The Trump presidency, Islamophobia, the rise of the Alt Right and many other disturbing trends in the present day are what drew her to this project in the first place.
Her current working title for the manuscript is The New Death Style, a title that nods to the content and to the things people are capable of doing to one another.
To hear more from Hadara Bar-Nadav, including how she manages reading through testimony from the Nuremberg Trials and live readings of some of her poems, listen to the complete interview.
A Few Words to Keep in your Pocket:
Look to the poets. They are the ones who know the world in a way that many of us will never think of seeing.
Interviews are available on iTunes as podcasts, and for Android please click here. All weekly essay pieces in a shareable format are here. The full archive of interviews here.

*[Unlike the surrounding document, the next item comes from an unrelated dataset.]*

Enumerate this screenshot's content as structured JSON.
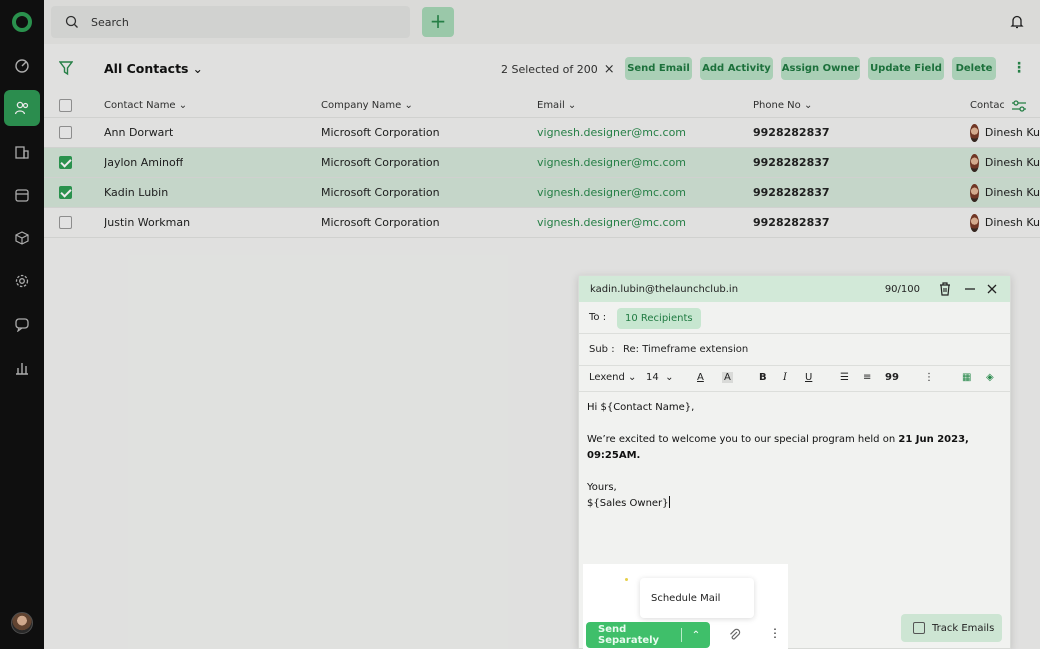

Books to Read
What are you reading? Add your titles to our reading list here. Christine Kitano is reading Beloved by Toni Morrison, a book she also teaches to her undergraduate classes. Hadara Bar-Nadav’s book The New Nudity, as well as other titles by the author, are available now.
Mustarinda is a residency program for artists and writers located in Hyrynsalmi (Kainuu province, Finland). Residencies run for one or two months during spring and fall. What is interesting about the Mustarinda Association is…well, I’ll let them explain in their own words:
The Mustarinda Association reaches towards a post-fossil culture by combining scientific knowledge and experiential artistic activity and aims to continually reduce its carbon footprint and that of those associated with it. In keeping with this, through the AIR Open Call 2019 we are attempting to promote other forms of transport than air travel. To support this ideal we are offering a few slow travel support grants for those applicants willing to use alternative means of transport.
For more details and to apply for this residency, visit the website.
Weekly Edited Grant and Residency Deadlines – review the list here.
Sponsor: Whitney Museum of American Art – David Wojnarowicz: History Keeps Me Awake at Night. Jul 13–Sep 30, 2018. Beginning in the late 1970s, David Wojnarowicz (1954–1992) created a body of work that spanned photography, painting, music, film, sculpture, writing, and activism.